I believe the idea of using a ram’s horn as an instrument is unique and creative, I can’t imagine having thought of that myself. I think it’s the perfect instrument for a religious ceremony or community whether or not it holds traditional beliefs. That’s because it’s a completely natural and organic instrument that connects us to nature and to our very basic, core feelings. Unlike a guitar, which is mostly calm and soothing, the shofar’s raw sound is jarring and wakes you up and really catches your attention.

For me, the shofar also represents the diversity of humans in the way that no two shofars are the same, just like all humans are unique. I directly observed the uniqueness of every shofar in the three shofars that Rabbi Peter let me borrow. The first thing I noticed about them was their physical differences. (Pick up #1) One of them had only one curl and was pale, (#2) another was dark with a pale strip with half a curl, (#3) and the third was also dark but with more of a curl and no pale strip down the side. Each shofar also has a very different sound. The first has a nice rough sound… The second, which is my personal favorite, has a smooth sound to it…. And the third has a rough and natural sound…. Rabbi Peter also had another shofar that he didn’t bring over that night, which is called a Yemenite shofar. It’s really beautiful and has full sound to it….

The way the shofar makes me feel whenever I play it is a kind of Zen connection to the entire world, and what I mean by that is I get a sense of everything that is going on in the world. I think I get this raw and natural connection to a higher power, which normally I don’t believe in. Whenever I play the shofar, I feel this perfect Zen, and alignment, to everything. I also think it is a great statement of how creative humans can be to have come up with the idea of the shofar in the first place.

Another reason why I like to play the shofar is that I get this connection to everyone before who had played it in all situations. I think the most painful Jewish experience was after the destruction of the temple. Since then, there have been many other tragic and terrible times in our history when we have been persecuted and might have given up the strength to stay together as a community.

But despite all that our ancestors went through, the Jewish people had great strength and courage and did not disappear. The shofar’s sound is symbolic of this perseverance and connects us to those ancestors. The blasts declare loud and clear that we are here and celebrating our Jewish identity today.

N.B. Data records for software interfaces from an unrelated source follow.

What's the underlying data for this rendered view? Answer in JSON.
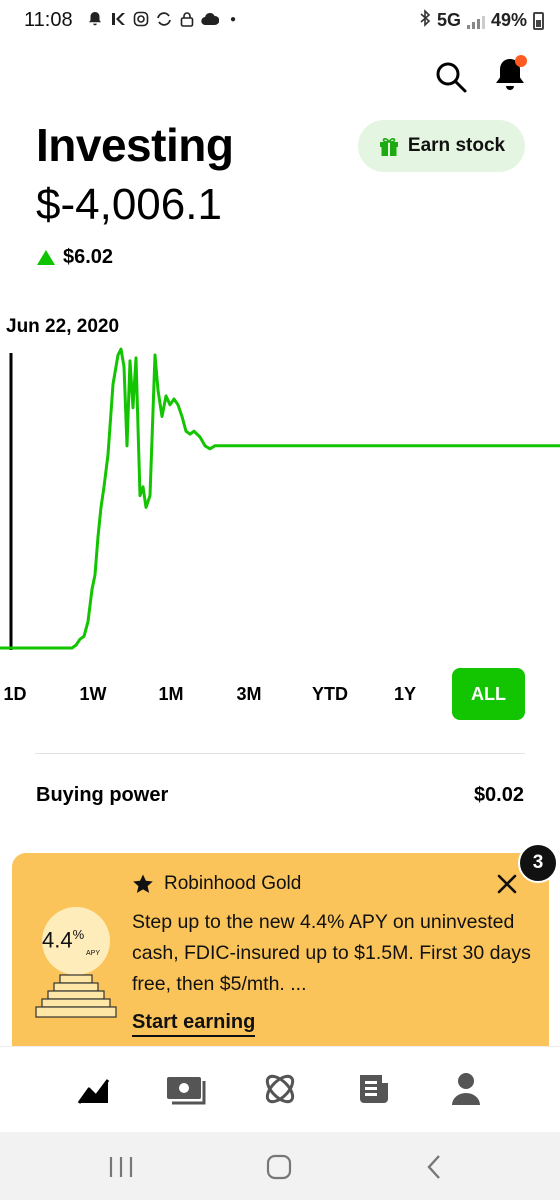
{
  "status": {
    "time": "11:08",
    "network": "5G",
    "battery": "49%"
  },
  "header": {
    "title": "Investing",
    "earn_label": "Earn stock"
  },
  "portfolio": {
    "balance": "$-4,006.1",
    "change": "$6.02",
    "chart_date": "Jun 22, 2020"
  },
  "ranges": [
    "1D",
    "1W",
    "1M",
    "3M",
    "YTD",
    "1Y",
    "ALL"
  ],
  "active_range": "ALL",
  "buying_power": {
    "label": "Buying power",
    "value": "$0.02"
  },
  "gold_card": {
    "badge_count": "3",
    "title": "Robinhood Gold",
    "body": "Step up to the new 4.4% APY on uninvested cash, FDIC-insured up to $1.5M. First 30 days free, then $5/mth. ...",
    "cta": "Start earning",
    "rate": "4.4",
    "rate_unit": "%",
    "rate_sub": "APY"
  },
  "colors": {
    "accent_green": "#13c400",
    "gold": "#fbc45a",
    "notification_dot": "#ff5a1f"
  },
  "icons": {
    "status_left": [
      "notification-bell-icon",
      "app-icon",
      "instagram-icon",
      "sync-icon",
      "lock-icon",
      "cloud-icon"
    ],
    "nav": [
      "investing-chart-icon",
      "cash-icon",
      "crypto-icon",
      "news-icon",
      "account-icon"
    ]
  },
  "chart_data": {
    "type": "line",
    "title": "",
    "xlabel": "",
    "ylabel": "",
    "series": [
      {
        "values": [
          0,
          0,
          0,
          0,
          0,
          0,
          0,
          1,
          3,
          4,
          9,
          20,
          25,
          38,
          48,
          55,
          66,
          90,
          100,
          102,
          96,
          69,
          98,
          82,
          99,
          52,
          55,
          48,
          52,
          100,
          88,
          79,
          86,
          83,
          85,
          83,
          79,
          74,
          73,
          74,
          72,
          69,
          68,
          69,
          69,
          69,
          69,
          69,
          69,
          69,
          69,
          69,
          69,
          69,
          69,
          69
        ]
      }
    ],
    "ylim": [
      0,
      100
    ],
    "grid": false,
    "legend": "none",
    "scrubber_date": "Jun 22, 2020"
  }
}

To end this paper, I want to re-enact for you the four main types of shofar blasts or series of notes that are played at the High Holidays The first blast is called Tekiah. It is a long blast that is used as a call to the community. Next comes Shevareem, three separated blasts, and it supposed to be a mourning or sad sound. Third is Teruah, a series of short blasts that are used to sound an alarm. Finally, there is Tekiah Gedolah, a long note that ends with a note going up and is the sound of hope. The object of the shofar blower is to make that last blast, the Tekiah Gedolah, last as long as possible.

And now, in keeping with the practice of how we do this in our synagogues and temples, Rabbi Schweitzer will call out each of these notes and I will blow them for you.

TEKIAH

SHEVARIM

TERUAH

TEKIAH GEDOLAH